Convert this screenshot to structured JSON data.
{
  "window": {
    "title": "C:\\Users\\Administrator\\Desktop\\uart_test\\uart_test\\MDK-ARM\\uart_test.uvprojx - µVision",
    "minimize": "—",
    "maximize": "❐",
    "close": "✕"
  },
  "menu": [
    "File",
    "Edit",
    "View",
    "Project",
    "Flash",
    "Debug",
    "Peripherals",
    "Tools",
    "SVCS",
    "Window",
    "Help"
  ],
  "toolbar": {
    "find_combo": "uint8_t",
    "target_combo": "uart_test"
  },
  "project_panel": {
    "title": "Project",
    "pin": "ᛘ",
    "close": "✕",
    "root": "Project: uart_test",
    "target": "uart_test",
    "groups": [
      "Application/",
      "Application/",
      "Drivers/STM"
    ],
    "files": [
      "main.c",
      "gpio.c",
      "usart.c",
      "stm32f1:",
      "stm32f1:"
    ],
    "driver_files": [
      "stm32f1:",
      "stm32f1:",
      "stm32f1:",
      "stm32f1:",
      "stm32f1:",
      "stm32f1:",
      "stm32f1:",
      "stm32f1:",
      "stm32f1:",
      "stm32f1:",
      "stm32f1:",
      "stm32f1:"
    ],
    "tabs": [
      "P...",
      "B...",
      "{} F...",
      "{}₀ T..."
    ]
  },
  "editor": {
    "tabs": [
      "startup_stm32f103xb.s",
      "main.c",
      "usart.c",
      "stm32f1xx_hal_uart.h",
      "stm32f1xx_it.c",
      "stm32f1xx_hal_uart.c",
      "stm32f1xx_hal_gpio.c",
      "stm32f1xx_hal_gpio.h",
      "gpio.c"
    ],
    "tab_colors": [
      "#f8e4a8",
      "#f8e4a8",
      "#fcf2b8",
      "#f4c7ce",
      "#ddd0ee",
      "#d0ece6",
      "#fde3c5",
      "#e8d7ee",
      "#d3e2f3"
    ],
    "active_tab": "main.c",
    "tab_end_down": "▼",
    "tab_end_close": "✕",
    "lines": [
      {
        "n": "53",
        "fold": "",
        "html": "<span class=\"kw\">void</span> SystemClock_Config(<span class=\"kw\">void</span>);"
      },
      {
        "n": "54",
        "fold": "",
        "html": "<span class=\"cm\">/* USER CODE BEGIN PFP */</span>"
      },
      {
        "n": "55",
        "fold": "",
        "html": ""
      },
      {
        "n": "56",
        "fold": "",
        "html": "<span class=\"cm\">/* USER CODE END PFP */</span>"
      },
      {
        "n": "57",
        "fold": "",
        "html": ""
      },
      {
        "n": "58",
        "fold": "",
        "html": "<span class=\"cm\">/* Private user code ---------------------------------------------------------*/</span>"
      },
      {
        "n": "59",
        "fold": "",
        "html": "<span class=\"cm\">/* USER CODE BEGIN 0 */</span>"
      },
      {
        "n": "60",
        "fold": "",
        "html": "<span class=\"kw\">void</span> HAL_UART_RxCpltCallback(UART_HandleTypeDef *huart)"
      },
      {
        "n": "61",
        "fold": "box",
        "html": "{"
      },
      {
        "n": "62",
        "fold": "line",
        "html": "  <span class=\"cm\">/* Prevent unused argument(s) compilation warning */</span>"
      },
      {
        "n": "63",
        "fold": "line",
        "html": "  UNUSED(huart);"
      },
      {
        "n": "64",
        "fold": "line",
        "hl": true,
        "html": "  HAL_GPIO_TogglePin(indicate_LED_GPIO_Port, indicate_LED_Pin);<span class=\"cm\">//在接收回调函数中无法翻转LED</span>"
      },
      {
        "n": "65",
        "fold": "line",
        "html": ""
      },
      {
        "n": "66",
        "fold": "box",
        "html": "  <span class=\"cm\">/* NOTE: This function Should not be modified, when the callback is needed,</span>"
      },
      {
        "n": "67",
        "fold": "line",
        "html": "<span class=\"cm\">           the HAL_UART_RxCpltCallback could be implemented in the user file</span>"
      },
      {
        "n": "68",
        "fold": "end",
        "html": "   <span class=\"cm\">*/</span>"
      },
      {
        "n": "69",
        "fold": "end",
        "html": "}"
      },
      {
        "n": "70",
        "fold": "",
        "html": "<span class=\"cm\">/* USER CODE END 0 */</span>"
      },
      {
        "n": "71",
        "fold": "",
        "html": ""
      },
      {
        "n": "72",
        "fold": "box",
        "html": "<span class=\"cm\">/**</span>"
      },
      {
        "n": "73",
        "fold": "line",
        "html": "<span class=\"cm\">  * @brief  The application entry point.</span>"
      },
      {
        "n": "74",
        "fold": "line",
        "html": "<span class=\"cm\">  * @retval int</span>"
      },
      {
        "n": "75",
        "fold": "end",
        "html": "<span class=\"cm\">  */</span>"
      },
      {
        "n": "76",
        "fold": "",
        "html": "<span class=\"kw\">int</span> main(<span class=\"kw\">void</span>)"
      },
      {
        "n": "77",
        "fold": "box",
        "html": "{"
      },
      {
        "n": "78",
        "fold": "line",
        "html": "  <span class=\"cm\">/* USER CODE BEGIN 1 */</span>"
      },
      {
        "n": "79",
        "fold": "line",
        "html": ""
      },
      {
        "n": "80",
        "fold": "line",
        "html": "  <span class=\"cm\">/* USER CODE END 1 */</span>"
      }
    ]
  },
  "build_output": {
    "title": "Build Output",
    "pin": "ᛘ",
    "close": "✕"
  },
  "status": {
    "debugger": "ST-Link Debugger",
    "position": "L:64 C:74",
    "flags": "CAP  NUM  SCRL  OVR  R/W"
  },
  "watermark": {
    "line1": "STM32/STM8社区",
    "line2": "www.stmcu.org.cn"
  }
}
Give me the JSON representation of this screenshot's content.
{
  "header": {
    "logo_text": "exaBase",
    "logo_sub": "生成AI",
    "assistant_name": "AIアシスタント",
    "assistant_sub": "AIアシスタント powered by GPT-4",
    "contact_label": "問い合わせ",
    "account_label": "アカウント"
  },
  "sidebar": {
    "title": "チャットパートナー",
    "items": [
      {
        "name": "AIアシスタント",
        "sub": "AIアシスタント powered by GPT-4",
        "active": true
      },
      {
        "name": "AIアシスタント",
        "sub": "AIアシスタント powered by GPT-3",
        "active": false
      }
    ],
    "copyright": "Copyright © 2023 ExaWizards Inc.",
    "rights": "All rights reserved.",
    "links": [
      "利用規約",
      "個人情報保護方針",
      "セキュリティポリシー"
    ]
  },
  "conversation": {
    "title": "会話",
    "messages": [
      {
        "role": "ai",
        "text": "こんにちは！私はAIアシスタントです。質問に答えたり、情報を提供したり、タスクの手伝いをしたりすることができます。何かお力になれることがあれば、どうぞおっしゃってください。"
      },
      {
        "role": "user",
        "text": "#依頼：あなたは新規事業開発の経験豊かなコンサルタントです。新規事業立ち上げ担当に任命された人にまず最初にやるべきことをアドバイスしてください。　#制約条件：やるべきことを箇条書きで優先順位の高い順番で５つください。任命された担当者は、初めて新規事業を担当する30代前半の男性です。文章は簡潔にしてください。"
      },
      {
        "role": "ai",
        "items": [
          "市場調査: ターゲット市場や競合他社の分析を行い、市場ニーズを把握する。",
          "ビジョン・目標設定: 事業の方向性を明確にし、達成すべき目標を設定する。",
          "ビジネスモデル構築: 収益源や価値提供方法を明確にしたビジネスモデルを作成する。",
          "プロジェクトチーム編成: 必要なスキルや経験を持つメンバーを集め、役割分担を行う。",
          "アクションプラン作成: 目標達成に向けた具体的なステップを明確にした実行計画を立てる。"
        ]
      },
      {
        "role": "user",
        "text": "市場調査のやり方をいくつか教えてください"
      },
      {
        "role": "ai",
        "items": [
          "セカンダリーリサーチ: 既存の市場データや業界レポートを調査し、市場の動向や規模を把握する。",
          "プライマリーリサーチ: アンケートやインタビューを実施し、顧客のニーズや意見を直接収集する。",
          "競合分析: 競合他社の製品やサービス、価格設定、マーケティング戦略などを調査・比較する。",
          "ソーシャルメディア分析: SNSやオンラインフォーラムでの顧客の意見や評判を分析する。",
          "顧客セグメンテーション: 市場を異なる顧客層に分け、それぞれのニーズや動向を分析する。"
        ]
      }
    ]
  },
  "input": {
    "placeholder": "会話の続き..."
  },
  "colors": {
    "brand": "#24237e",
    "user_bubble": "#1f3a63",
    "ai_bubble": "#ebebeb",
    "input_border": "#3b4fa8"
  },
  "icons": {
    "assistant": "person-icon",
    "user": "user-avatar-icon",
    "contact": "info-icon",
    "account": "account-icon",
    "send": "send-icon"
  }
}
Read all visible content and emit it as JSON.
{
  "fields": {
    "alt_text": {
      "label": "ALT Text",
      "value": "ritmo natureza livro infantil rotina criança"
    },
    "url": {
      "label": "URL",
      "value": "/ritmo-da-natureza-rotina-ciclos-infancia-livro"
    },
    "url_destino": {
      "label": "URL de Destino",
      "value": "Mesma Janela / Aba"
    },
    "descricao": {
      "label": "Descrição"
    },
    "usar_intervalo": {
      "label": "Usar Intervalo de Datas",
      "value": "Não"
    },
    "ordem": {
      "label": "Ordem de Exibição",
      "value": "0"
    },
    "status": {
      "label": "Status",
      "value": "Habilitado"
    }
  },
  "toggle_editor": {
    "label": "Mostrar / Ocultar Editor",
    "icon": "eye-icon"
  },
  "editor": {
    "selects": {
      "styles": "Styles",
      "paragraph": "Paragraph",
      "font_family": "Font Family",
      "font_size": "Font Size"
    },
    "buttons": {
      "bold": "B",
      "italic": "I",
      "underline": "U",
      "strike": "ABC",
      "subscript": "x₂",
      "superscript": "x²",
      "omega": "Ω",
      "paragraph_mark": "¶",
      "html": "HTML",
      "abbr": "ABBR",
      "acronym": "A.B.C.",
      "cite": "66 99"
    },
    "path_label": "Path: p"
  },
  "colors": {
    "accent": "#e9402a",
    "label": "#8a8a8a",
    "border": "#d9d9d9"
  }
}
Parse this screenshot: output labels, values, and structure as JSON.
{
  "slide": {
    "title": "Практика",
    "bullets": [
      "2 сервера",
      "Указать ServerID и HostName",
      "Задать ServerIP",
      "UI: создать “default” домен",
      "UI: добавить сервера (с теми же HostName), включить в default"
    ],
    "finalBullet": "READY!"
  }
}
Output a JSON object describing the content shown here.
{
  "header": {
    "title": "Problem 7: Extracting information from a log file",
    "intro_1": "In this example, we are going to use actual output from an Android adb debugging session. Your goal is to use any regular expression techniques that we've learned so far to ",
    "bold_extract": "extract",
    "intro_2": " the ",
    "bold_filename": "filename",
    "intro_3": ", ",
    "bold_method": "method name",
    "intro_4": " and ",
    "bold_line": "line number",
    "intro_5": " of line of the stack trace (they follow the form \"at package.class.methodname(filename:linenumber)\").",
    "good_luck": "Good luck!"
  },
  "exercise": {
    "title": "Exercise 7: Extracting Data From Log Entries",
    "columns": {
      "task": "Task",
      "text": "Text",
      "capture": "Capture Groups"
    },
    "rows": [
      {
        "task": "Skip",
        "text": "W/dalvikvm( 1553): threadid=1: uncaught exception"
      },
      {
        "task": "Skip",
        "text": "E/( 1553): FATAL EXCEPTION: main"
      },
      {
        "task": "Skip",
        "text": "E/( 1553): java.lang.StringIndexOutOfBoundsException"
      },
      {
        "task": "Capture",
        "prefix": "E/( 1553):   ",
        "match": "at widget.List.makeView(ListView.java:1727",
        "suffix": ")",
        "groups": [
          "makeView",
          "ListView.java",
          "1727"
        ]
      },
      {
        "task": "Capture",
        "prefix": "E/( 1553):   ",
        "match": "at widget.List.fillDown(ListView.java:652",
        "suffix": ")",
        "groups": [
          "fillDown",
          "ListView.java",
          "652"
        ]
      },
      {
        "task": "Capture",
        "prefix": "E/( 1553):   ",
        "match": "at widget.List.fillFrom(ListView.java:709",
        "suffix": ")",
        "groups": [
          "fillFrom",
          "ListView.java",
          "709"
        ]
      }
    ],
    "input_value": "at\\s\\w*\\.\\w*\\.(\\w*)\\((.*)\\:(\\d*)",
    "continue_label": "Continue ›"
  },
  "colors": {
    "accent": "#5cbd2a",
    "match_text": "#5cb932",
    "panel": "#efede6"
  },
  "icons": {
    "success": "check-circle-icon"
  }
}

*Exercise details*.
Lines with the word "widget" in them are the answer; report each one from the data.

*Response below*.
        "match": "at widget.List.makeView(ListView.java:1727",
        "match": "at widget.List.fillDown(ListView.java:652",
        "match": "at widget.List.fillFrom(ListView.java:709",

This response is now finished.